As before, terror against Israel is not mentioned. But there are positive references to “martyrs” and “prisoners-of-war” within the context of the struggle against Israel. For example, in the fifth grade textbook Our Beautiful Language, martydom is exalted and glorified: "The martyrs kiss it (Palestine's flag) with their blood. In Linguistic Sciences, the book mentions that "the martyr's rank is above all ranks," and that "the martyrs vie with each other" to die in order to travel to their wedding (in Muslim belief, the martyr is wed to 72 virgins in Heaven).

This latest issue of textbooks includes much more objective information about Western history and civilization than before, but, at times, also features a biased attitude, especially in the context of Imperialism. There are other cases that betray a non-sympathetic attitude to the West, such as the presentation of European Renaissance as a direct offshoot of Islamic Medieval civilization and the portrayal of Western knowledge as potentially harmful to Islam.

In summary, the above findings in the light of the criteria followed by CMIP indicate only too clearly that this latest issue of PA textbooks too does not meet international standards as far as the attitude to the “other” and to peace is concerned. Though short-lived and minute nuances of improvement have been noticed at times during the last five years, including in this latest issue, the bottom line is unequivocally clear: The PA project of school textbook publishing has not contributed, and still does not contribute, to peace and reconciliation with Israel. Rather, the opposite is true.

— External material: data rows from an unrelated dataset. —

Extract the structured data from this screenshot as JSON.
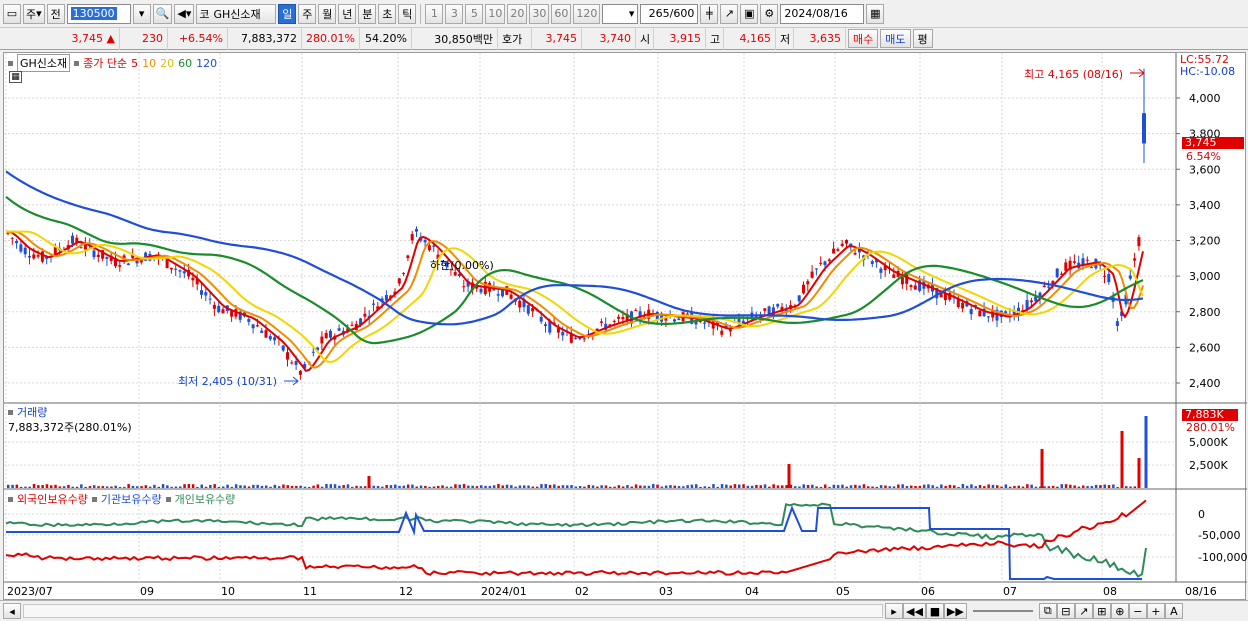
{
  "toolbar": {
    "market_label": "주",
    "prev_label": "전",
    "stock_code": "130500",
    "stock_name": "GH신소재",
    "periods": [
      "일",
      "주",
      "월",
      "년",
      "분",
      "초",
      "틱"
    ],
    "active_period": "일",
    "intervals": [
      "1",
      "3",
      "5",
      "10",
      "20",
      "30",
      "60",
      "120"
    ],
    "count_value": "265",
    "count_max": "/600",
    "date_value": "2024/08/16"
  },
  "info": {
    "price": "3,745",
    "arrow": "▲",
    "change": "230",
    "change_pct": "+6.54%",
    "volume": "7,883,372",
    "volume_ratio": "280.01%",
    "turnover_pct": "54.20%",
    "amount": "30,850백만",
    "quote_label": "호가",
    "ask": "3,745",
    "bid": "3,740",
    "open_label": "시",
    "open": "3,915",
    "high_label": "고",
    "high": "4,165",
    "low_label": "저",
    "low": "3,635",
    "buy_label": "매수",
    "sell_label": "매도",
    "eval_label": "평"
  },
  "price_pane": {
    "stock_tag": "GH신소재",
    "ma_label": "종가 단순",
    "ma_periods": [
      "5",
      "10",
      "20",
      "60",
      "120"
    ],
    "ma_colors": [
      "#e00000",
      "#f08c00",
      "#f2d600",
      "#1a8c2a",
      "#1f4fd8"
    ],
    "high_annotation": "최고 4,165 (08/16)",
    "low_annotation": "최저 2,405 (10/31)",
    "mid_annotation": "하한(0.00%)",
    "lc_label": "LC:55.72",
    "hc_label": "HC:-10.08",
    "current_price_tag": "3,745",
    "current_pct_tag": "6.54%",
    "y_ticks": [
      "4,000",
      "3,800",
      "3,600",
      "3,400",
      "3,200",
      "3,000",
      "2,800",
      "2,600",
      "2,400"
    ]
  },
  "volume_pane": {
    "title": "거래량",
    "value_text": "7,883,372주(280.01%)",
    "tag_value": "7,883K",
    "tag_pct": "280.01%",
    "y_ticks": [
      "5,000K",
      "2,500K"
    ]
  },
  "holdings_pane": {
    "legend": [
      "외국인보유수량",
      "기관보유수량",
      "개인보유수량"
    ],
    "legend_colors": [
      "#e00000",
      "#1f4fd8",
      "#2e8b57"
    ],
    "y_ticks": [
      "0",
      "-50,000",
      "-100,000"
    ]
  },
  "x_axis": {
    "labels": [
      "2023/07",
      "09",
      "10",
      "11",
      "12",
      "2024/01",
      "02",
      "03",
      "04",
      "05",
      "06",
      "07",
      "08",
      "08/16"
    ]
  },
  "colors": {
    "up": "#e00000",
    "down": "#1f4fd8",
    "accent": "#2b6fd6"
  }
}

There are still two grades - eleven and twelve - that are supposed to receive their new books next year.

Sources: Center for Monitoring the Impact of Peace (CMIP)